Task to complete: Will you output all of the data below exactly, omitting the images?

Available data:
——————

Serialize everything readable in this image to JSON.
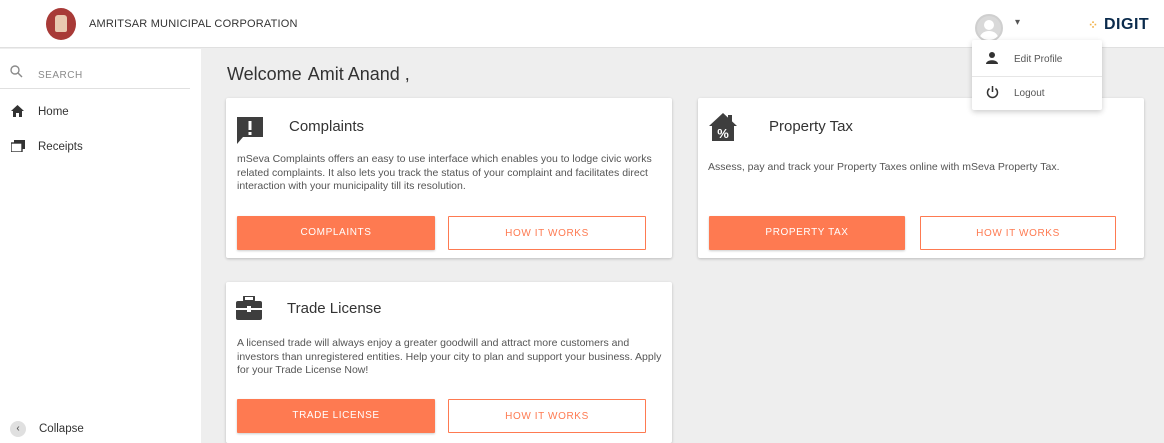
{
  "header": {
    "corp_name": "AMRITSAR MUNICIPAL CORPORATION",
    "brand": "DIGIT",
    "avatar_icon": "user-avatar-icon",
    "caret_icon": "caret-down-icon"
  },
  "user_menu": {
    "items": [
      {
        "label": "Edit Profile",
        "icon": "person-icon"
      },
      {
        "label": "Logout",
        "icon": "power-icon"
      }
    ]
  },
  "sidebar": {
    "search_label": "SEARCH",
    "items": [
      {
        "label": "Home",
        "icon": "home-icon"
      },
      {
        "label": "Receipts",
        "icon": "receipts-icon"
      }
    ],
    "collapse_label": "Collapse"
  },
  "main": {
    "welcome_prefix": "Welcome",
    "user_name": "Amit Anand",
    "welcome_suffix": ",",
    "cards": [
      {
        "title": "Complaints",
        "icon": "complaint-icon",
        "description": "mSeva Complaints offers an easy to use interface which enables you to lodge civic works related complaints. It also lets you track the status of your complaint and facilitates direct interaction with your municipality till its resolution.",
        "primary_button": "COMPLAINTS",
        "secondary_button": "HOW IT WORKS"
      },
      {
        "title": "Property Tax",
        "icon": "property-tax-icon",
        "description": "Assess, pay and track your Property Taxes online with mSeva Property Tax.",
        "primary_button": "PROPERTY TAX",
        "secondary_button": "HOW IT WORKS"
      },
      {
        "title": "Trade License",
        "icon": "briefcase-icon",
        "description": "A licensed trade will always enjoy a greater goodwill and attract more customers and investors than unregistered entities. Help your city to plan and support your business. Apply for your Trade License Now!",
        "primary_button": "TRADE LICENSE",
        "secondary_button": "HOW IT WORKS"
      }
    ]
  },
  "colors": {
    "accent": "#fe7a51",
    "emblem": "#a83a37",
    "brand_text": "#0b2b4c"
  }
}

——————

Exercise output:
Serialize everything readable in this image to JSON.
{
  "header": {
    "corp_name": "AMRITSAR MUNICIPAL CORPORATION",
    "brand": "DIGIT",
    "avatar_icon": "user-avatar-icon",
    "caret_icon": "caret-down-icon"
  },
  "user_menu": {
    "items": [
      {
        "label": "Edit Profile",
        "icon": "person-icon"
      },
      {
        "label": "Logout",
        "icon": "power-icon"
      }
    ]
  },
  "sidebar": {
    "search_label": "SEARCH",
    "items": [
      {
        "label": "Home",
        "icon": "home-icon"
      },
      {
        "label": "Receipts",
        "icon": "receipts-icon"
      }
    ],
    "collapse_label": "Collapse"
  },
  "main": {
    "welcome_prefix": "Welcome",
    "user_name": "Amit Anand",
    "welcome_suffix": ",",
    "cards": [
      {
        "title": "Complaints",
        "icon": "complaint-icon",
        "description": "mSeva Complaints offers an easy to use interface which enables you to lodge civic works related complaints. It also lets you track the status of your complaint and facilitates direct interaction with your municipality till its resolution.",
        "primary_button": "COMPLAINTS",
        "secondary_button": "HOW IT WORKS"
      },
      {
        "title": "Property Tax",
        "icon": "property-tax-icon",
        "description": "Assess, pay and track your Property Taxes online with mSeva Property Tax.",
        "primary_button": "PROPERTY TAX",
        "secondary_button": "HOW IT WORKS"
      },
      {
        "title": "Trade License",
        "icon": "briefcase-icon",
        "description": "A licensed trade will always enjoy a greater goodwill and attract more customers and investors than unregistered entities. Help your city to plan and support your business. Apply for your Trade License Now!",
        "primary_button": "TRADE LICENSE",
        "secondary_button": "HOW IT WORKS"
      }
    ]
  },
  "colors": {
    "accent": "#fe7a51",
    "emblem": "#a83a37",
    "brand_text": "#0b2b4c"
  }
}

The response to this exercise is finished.